  3. At least 90% of infants have critical congenital heart disease (CCHD) screening data reported.

See how Florida’s hospitals and non-hospital birth providers are performing by reviewing facility grades. View the NBS Grading Scale for more details.

CONGRATULATIONS to the top A+ hospitals for 2022 below:

  1. UF Health – North
  2. Baptist Medical Center – Jacksonville
  3. Sarasota Memorial Hospital
  4. Tampa General Hospital




Best Practice Tips

  1. All newborn screening (NBS) specimens should identify the provider who will care for the newborn after discharge. Provide the provider’s first and last name, and/or clinic name, and office phone number. If this information is missing, it could delay timely follow-up for out-of-range results.
  2. The newborn screening specimen card must be accurately completed in its entirety for every specimen collected. This includes the infant’s name, birth date and time, birth weight, collection date and time, and collection weight. If this information is not provided, testing may not be resulted correctly as some conditions are interpreted based upon age and/or weight at collection.
  3. Per NBS Protocols, all birth and collection facilities should document collection and monitor shipment of specimens.
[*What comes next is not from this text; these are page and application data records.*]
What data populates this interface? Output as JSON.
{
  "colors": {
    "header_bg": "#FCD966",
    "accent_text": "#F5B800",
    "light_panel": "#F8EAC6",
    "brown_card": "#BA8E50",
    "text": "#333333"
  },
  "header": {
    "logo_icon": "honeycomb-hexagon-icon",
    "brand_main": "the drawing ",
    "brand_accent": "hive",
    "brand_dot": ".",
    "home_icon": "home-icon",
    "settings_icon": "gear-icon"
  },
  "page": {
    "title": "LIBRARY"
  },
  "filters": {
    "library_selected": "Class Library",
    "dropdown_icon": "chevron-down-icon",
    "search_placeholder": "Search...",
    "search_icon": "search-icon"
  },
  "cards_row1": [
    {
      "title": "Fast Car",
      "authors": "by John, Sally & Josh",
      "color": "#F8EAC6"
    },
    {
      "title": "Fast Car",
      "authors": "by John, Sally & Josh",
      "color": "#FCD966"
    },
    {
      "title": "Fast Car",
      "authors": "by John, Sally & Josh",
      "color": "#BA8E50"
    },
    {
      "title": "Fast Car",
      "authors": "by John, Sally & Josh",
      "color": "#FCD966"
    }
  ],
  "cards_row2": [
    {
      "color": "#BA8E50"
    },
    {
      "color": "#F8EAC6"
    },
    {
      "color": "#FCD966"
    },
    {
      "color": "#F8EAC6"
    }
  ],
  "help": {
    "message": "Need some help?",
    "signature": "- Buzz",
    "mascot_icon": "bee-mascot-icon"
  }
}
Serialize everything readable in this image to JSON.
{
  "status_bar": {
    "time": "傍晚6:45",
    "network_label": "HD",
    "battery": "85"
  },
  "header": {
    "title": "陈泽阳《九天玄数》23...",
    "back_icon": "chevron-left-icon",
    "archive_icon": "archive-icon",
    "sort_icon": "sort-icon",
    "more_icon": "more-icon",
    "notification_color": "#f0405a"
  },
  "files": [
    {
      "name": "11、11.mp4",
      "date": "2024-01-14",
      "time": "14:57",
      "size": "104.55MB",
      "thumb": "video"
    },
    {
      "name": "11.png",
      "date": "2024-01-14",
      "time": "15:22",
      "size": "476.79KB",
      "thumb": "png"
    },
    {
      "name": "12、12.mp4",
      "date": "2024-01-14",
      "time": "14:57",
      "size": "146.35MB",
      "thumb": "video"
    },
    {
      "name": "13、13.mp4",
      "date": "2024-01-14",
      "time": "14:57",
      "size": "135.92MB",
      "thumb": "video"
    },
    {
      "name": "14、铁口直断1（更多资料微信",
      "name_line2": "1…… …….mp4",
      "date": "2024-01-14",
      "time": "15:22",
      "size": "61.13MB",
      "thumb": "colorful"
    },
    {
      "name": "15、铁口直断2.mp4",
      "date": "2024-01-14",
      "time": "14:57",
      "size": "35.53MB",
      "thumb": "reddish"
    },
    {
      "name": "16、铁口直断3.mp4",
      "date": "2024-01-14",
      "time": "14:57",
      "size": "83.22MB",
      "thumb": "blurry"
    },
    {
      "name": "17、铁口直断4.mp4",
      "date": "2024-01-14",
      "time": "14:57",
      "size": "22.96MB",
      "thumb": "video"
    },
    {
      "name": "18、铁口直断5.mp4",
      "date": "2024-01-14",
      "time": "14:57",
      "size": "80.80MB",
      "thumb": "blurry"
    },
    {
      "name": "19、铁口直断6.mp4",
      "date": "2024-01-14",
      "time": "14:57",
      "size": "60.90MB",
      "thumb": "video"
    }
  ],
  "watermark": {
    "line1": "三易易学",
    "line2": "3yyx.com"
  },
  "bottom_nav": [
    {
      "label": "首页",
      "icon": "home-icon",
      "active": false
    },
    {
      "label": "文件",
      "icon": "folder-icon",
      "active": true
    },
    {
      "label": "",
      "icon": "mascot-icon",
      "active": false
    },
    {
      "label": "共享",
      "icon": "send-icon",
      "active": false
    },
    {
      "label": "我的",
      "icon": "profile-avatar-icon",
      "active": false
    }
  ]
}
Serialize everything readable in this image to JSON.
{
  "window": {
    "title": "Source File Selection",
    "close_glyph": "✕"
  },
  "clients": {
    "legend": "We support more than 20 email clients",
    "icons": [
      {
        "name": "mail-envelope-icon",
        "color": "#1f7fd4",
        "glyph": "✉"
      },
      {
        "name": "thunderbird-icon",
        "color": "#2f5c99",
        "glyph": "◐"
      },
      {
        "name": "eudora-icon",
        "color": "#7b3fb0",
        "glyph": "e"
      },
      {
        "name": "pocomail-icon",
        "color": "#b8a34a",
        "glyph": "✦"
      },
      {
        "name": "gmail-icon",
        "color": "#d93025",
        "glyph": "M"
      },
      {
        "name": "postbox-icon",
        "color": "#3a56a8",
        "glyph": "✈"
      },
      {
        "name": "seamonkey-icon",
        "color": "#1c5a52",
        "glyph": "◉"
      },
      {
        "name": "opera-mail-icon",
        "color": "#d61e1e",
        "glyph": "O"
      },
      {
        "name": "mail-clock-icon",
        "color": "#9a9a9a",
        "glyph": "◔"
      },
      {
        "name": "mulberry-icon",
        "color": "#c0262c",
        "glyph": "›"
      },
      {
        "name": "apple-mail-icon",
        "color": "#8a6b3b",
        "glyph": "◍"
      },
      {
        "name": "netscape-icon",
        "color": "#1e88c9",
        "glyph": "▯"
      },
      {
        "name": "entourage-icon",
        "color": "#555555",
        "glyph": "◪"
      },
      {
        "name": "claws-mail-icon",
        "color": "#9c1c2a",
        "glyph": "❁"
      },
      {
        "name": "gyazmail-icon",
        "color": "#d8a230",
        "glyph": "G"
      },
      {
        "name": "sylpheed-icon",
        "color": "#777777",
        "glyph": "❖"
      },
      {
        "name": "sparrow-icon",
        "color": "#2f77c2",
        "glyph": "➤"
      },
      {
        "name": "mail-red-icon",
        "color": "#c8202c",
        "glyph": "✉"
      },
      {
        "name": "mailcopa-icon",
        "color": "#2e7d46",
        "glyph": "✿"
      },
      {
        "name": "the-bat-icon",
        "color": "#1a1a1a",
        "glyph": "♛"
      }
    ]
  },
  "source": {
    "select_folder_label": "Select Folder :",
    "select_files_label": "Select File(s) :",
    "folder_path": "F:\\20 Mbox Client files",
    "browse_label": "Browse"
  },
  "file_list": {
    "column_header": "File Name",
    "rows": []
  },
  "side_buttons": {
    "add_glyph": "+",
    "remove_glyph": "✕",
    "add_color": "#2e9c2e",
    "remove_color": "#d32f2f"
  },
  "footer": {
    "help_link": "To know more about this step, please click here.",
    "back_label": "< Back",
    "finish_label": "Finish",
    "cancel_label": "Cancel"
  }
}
It is recommended that a photocopy be made of every specimen included in a shipment to be kept with shipping documentation to serve as a manifest for the facility’s records.